-- WHAT THIS TASK INVOLVES --
Verbatim output of the lines below is required, with the images omitted.

....................

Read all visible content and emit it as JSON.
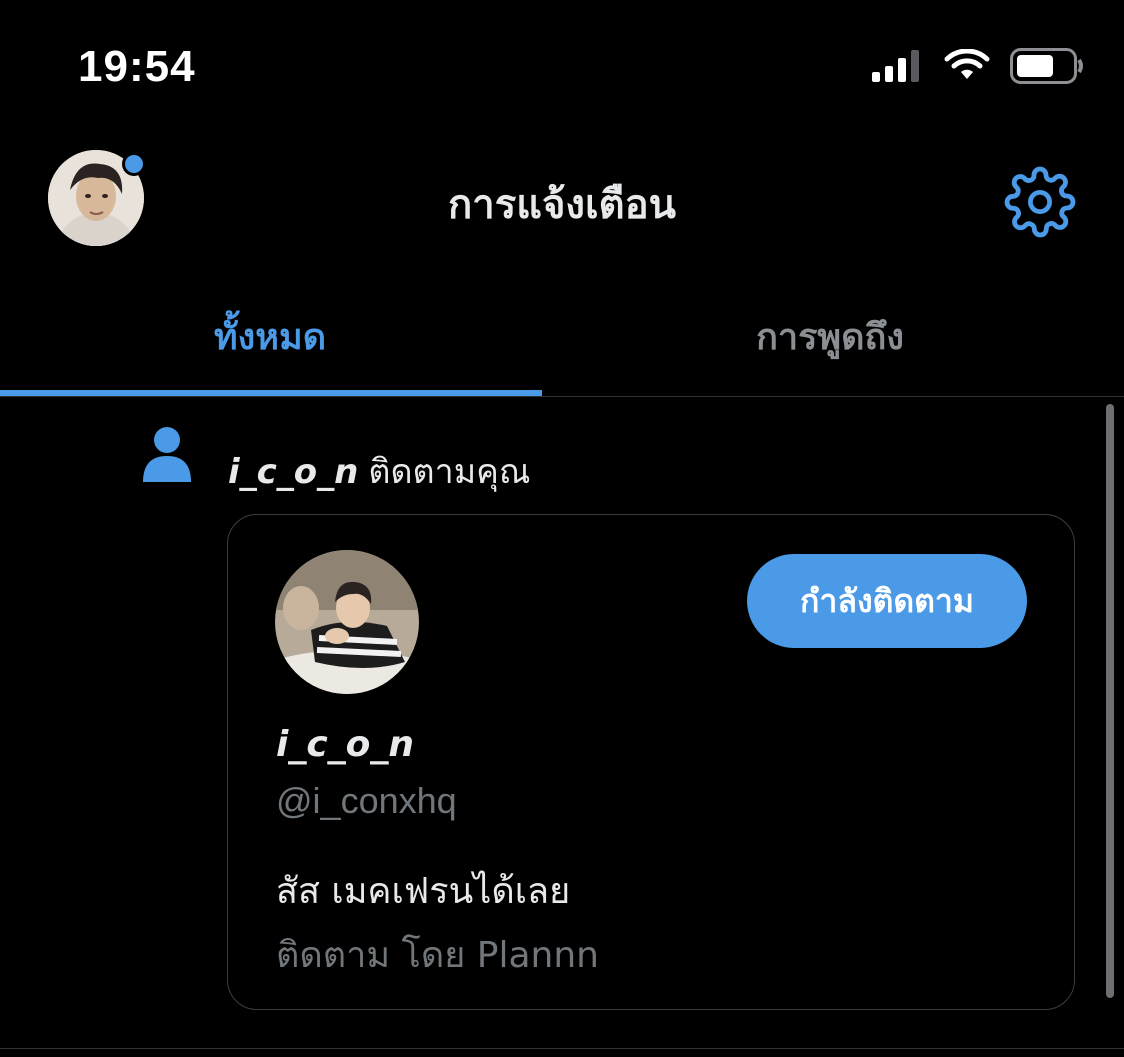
{
  "status_bar": {
    "time": "19:54",
    "icons": [
      "signal-icon",
      "wifi-icon",
      "battery-icon"
    ]
  },
  "header": {
    "title": "การแจ้งเตือน",
    "settings_icon": "gear-icon"
  },
  "tabs": [
    {
      "label": "ทั้งหมด",
      "active": true
    },
    {
      "label": "การพูดถึง",
      "active": false
    }
  ],
  "notification": {
    "icon": "person-icon",
    "username": "i_c_o_n",
    "action": "ติดตามคุณ",
    "card": {
      "display_name": "i_c_o_n",
      "handle": "@i_conxhq",
      "follow_button": "กำลังติดตาม",
      "bio": "สัส เมคเฟรนได้เลย",
      "followed_by": "ติดตาม โดย Plannn"
    }
  },
  "colors": {
    "accent": "#4a9ae8",
    "background": "#000000",
    "muted_text": "#71767b"
  }
}
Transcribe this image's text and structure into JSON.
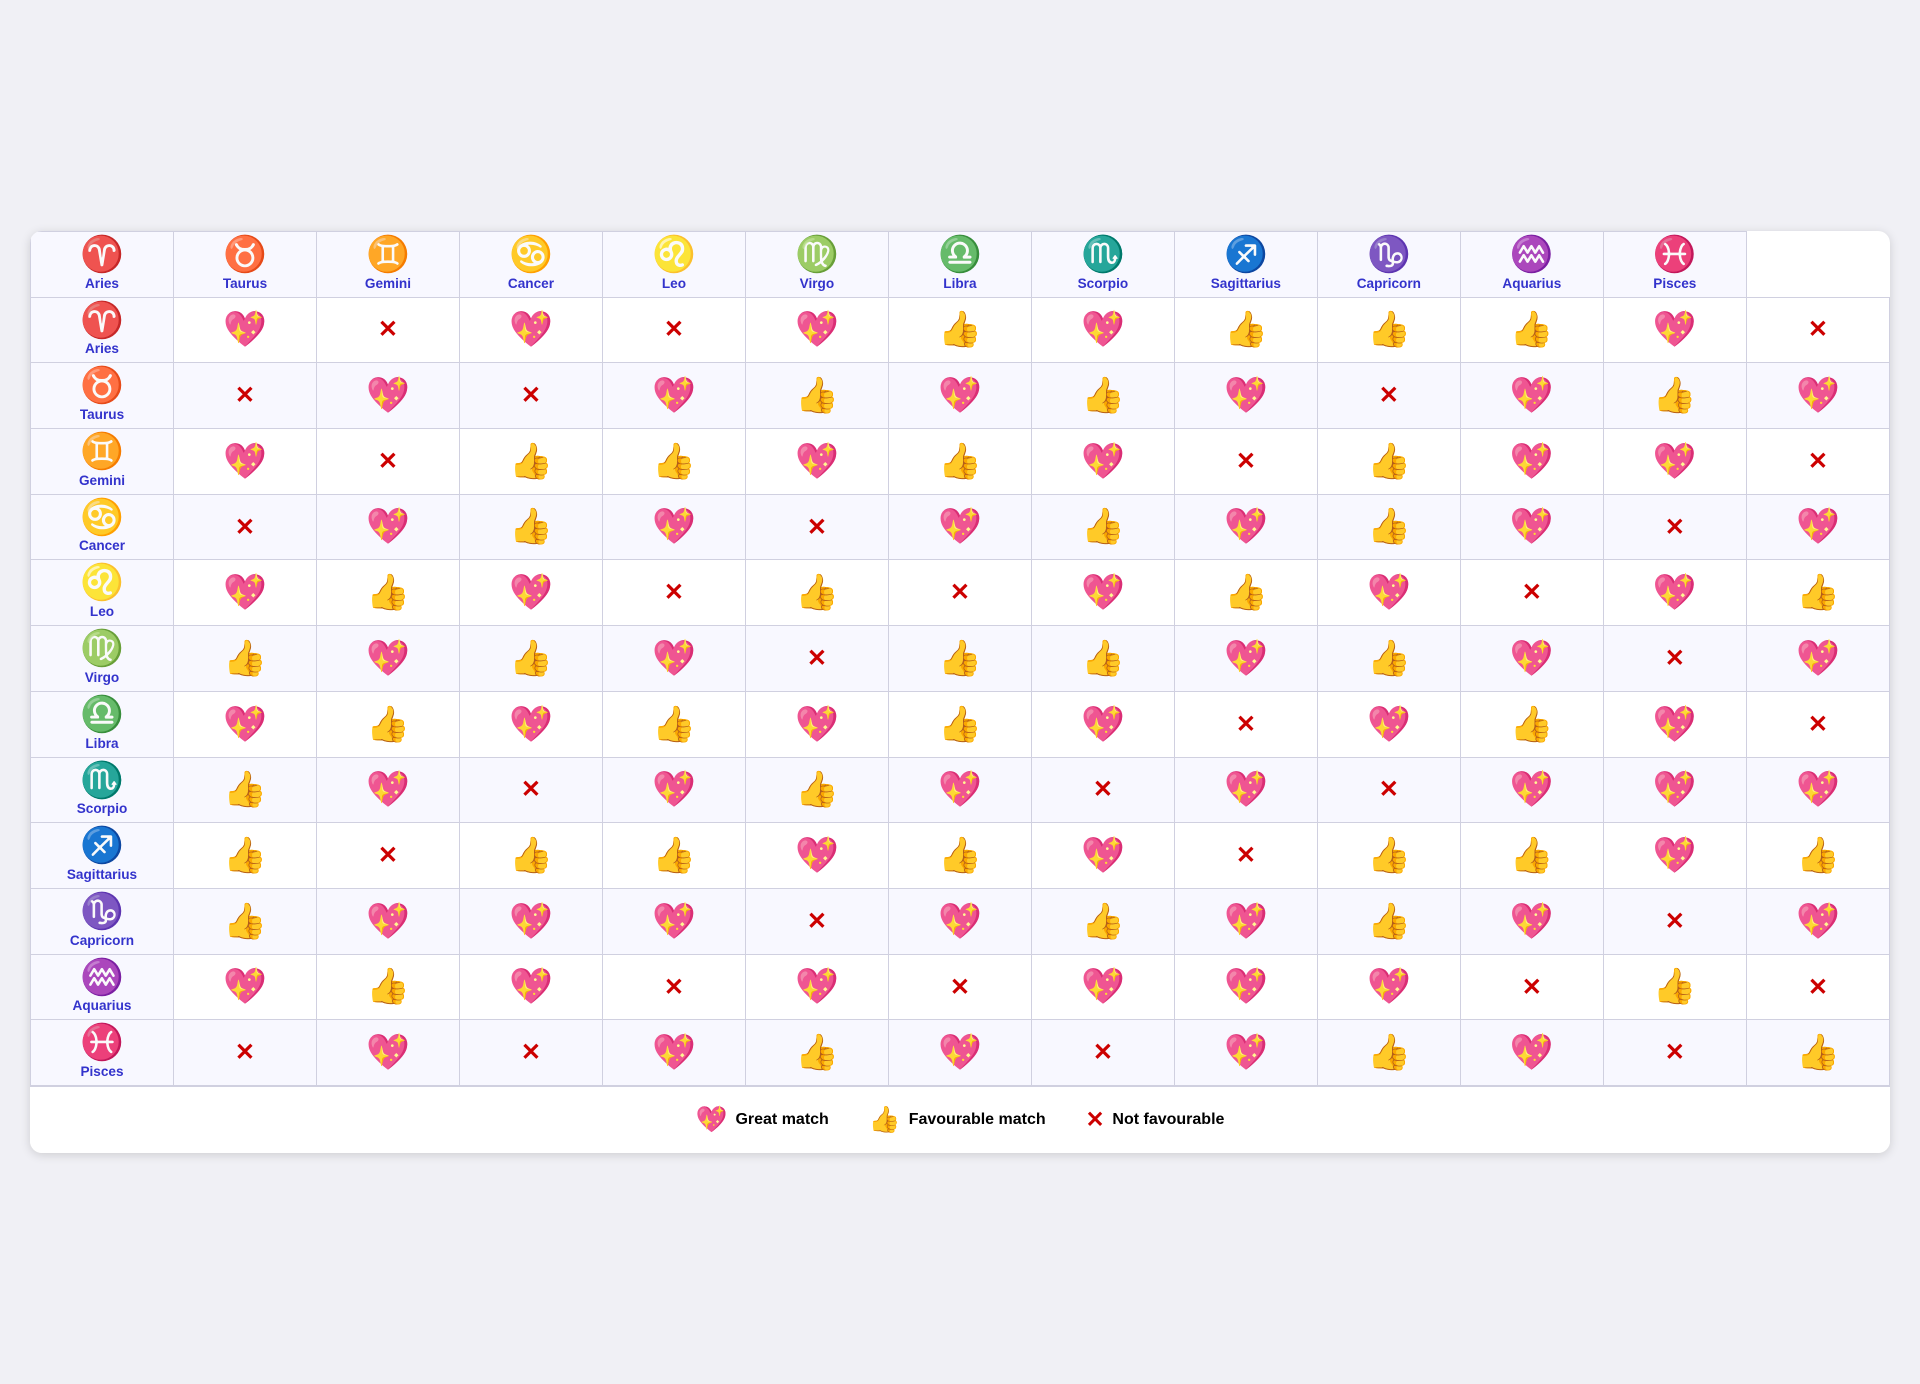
{
  "signs": [
    {
      "name": "Aries",
      "symbol": "♈"
    },
    {
      "name": "Taurus",
      "symbol": "♉"
    },
    {
      "name": "Gemini",
      "symbol": "♊"
    },
    {
      "name": "Cancer",
      "symbol": "♋"
    },
    {
      "name": "Leo",
      "symbol": "♌"
    },
    {
      "name": "Virgo",
      "symbol": "♍"
    },
    {
      "name": "Libra",
      "symbol": "♎"
    },
    {
      "name": "Scorpio",
      "symbol": "♏"
    },
    {
      "name": "Sagittarius",
      "symbol": "♐"
    },
    {
      "name": "Capricorn",
      "symbol": "♑"
    },
    {
      "name": "Aquarius",
      "symbol": "♒"
    },
    {
      "name": "Pisces",
      "symbol": "♓"
    }
  ],
  "matrix": [
    [
      "💖",
      "❌",
      "💖",
      "❌",
      "💖",
      "👍",
      "💖",
      "👍",
      "👍",
      "👍",
      "💖",
      "❌"
    ],
    [
      "❌",
      "💖",
      "❌",
      "💖",
      "👍",
      "💖",
      "👍",
      "💖",
      "❌",
      "💖",
      "👍",
      "💖"
    ],
    [
      "💖",
      "❌",
      "👍",
      "👍",
      "💖",
      "👍",
      "💖",
      "❌",
      "👍",
      "💖",
      "💖",
      "❌"
    ],
    [
      "❌",
      "💖",
      "👍",
      "💖",
      "❌",
      "💖",
      "👍",
      "💖",
      "👍",
      "💖",
      "❌",
      "💖"
    ],
    [
      "💖",
      "👍",
      "💖",
      "❌",
      "👍",
      "❌",
      "💖",
      "👍",
      "💖",
      "❌",
      "💖",
      "👍"
    ],
    [
      "👍",
      "💖",
      "👍",
      "💖",
      "❌",
      "👍",
      "👍",
      "💖",
      "👍",
      "💖",
      "❌",
      "💖"
    ],
    [
      "💖",
      "👍",
      "💖",
      "👍",
      "💖",
      "👍",
      "💖",
      "❌",
      "💖",
      "👍",
      "💖",
      "❌"
    ],
    [
      "👍",
      "💖",
      "❌",
      "💖",
      "👍",
      "💖",
      "❌",
      "💖",
      "❌",
      "💖",
      "💖",
      "💖"
    ],
    [
      "👍",
      "❌",
      "👍",
      "👍",
      "💖",
      "👍",
      "💖",
      "❌",
      "👍",
      "👍",
      "💖",
      "👍"
    ],
    [
      "👍",
      "💖",
      "💖",
      "💖",
      "❌",
      "💖",
      "👍",
      "💖",
      "👍",
      "💖",
      "❌",
      "💖"
    ],
    [
      "💖",
      "👍",
      "💖",
      "❌",
      "💖",
      "❌",
      "💖",
      "💖",
      "💖",
      "❌",
      "👍",
      "❌"
    ],
    [
      "❌",
      "💖",
      "❌",
      "💖",
      "👍",
      "💖",
      "❌",
      "💖",
      "👍",
      "💖",
      "❌",
      "👍"
    ]
  ],
  "legend": {
    "great_match_emoji": "💖",
    "great_match_label": "Great match",
    "favourable_emoji": "👍",
    "favourable_label": "Favourable match",
    "not_favourable_label": "Not favourable"
  }
}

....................

-- REPLY TO THE EXERCISE --
Read all visible content and emit it as JSON.
{
  "status_bar": {
    "time": "19:54",
    "icons": [
      "signal-icon",
      "wifi-icon",
      "battery-icon"
    ]
  },
  "header": {
    "title": "การแจ้งเตือน",
    "settings_icon": "gear-icon"
  },
  "tabs": [
    {
      "label": "ทั้งหมด",
      "active": true
    },
    {
      "label": "การพูดถึง",
      "active": false
    }
  ],
  "notification": {
    "icon": "person-icon",
    "username": "i_c_o_n",
    "action": "ติดตามคุณ",
    "card": {
      "display_name": "i_c_o_n",
      "handle": "@i_conxhq",
      "follow_button": "กำลังติดตาม",
      "bio": "สัส เมคเฟรนได้เลย",
      "followed_by": "ติดตาม โดย Plannn"
    }
  },
  "colors": {
    "accent": "#4a9ae8",
    "background": "#000000",
    "muted_text": "#71767b"
  }
}
Transcribe this image's text and structure into JSON.
{
  "signs": [
    {
      "name": "Aries",
      "symbol": "♈"
    },
    {
      "name": "Taurus",
      "symbol": "♉"
    },
    {
      "name": "Gemini",
      "symbol": "♊"
    },
    {
      "name": "Cancer",
      "symbol": "♋"
    },
    {
      "name": "Leo",
      "symbol": "♌"
    },
    {
      "name": "Virgo",
      "symbol": "♍"
    },
    {
      "name": "Libra",
      "symbol": "♎"
    },
    {
      "name": "Scorpio",
      "symbol": "♏"
    },
    {
      "name": "Sagittarius",
      "symbol": "♐"
    },
    {
      "name": "Capricorn",
      "symbol": "♑"
    },
    {
      "name": "Aquarius",
      "symbol": "♒"
    },
    {
      "name": "Pisces",
      "symbol": "♓"
    }
  ],
  "matrix": [
    [
      "💖",
      "❌",
      "💖",
      "❌",
      "💖",
      "👍",
      "💖",
      "👍",
      "👍",
      "👍",
      "💖",
      "❌"
    ],
    [
      "❌",
      "💖",
      "❌",
      "💖",
      "👍",
      "💖",
      "👍",
      "💖",
      "❌",
      "💖",
      "👍",
      "💖"
    ],
    [
      "💖",
      "❌",
      "👍",
      "👍",
      "💖",
      "👍",
      "💖",
      "❌",
      "👍",
      "💖",
      "💖",
      "❌"
    ],
    [
      "❌",
      "💖",
      "👍",
      "💖",
      "❌",
      "💖",
      "👍",
      "💖",
      "👍",
      "💖",
      "❌",
      "💖"
    ],
    [
      "💖",
      "👍",
      "💖",
      "❌",
      "👍",
      "❌",
      "💖",
      "👍",
      "💖",
      "❌",
      "💖",
      "👍"
    ],
    [
      "👍",
      "💖",
      "👍",
      "💖",
      "❌",
      "👍",
      "👍",
      "💖",
      "👍",
      "💖",
      "❌",
      "💖"
    ],
    [
      "💖",
      "👍",
      "💖",
      "👍",
      "💖",
      "👍",
      "💖",
      "❌",
      "💖",
      "👍",
      "💖",
      "❌"
    ],
    [
      "👍",
      "💖",
      "❌",
      "💖",
      "👍",
      "💖",
      "❌",
      "💖",
      "❌",
      "💖",
      "💖",
      "💖"
    ],
    [
      "👍",
      "❌",
      "👍",
      "👍",
      "💖",
      "👍",
      "💖",
      "❌",
      "👍",
      "👍",
      "💖",
      "👍"
    ],
    [
      "👍",
      "💖",
      "💖",
      "💖",
      "❌",
      "💖",
      "👍",
      "💖",
      "👍",
      "💖",
      "❌",
      "💖"
    ],
    [
      "💖",
      "👍",
      "💖",
      "❌",
      "💖",
      "❌",
      "💖",
      "💖",
      "💖",
      "❌",
      "👍",
      "❌"
    ],
    [
      "❌",
      "💖",
      "❌",
      "💖",
      "👍",
      "💖",
      "❌",
      "💖",
      "👍",
      "💖",
      "❌",
      "👍"
    ]
  ],
  "legend": {
    "great_match_emoji": "💖",
    "great_match_label": "Great match",
    "favourable_emoji": "👍",
    "favourable_label": "Favourable match",
    "not_favourable_label": "Not favourable"
  }
}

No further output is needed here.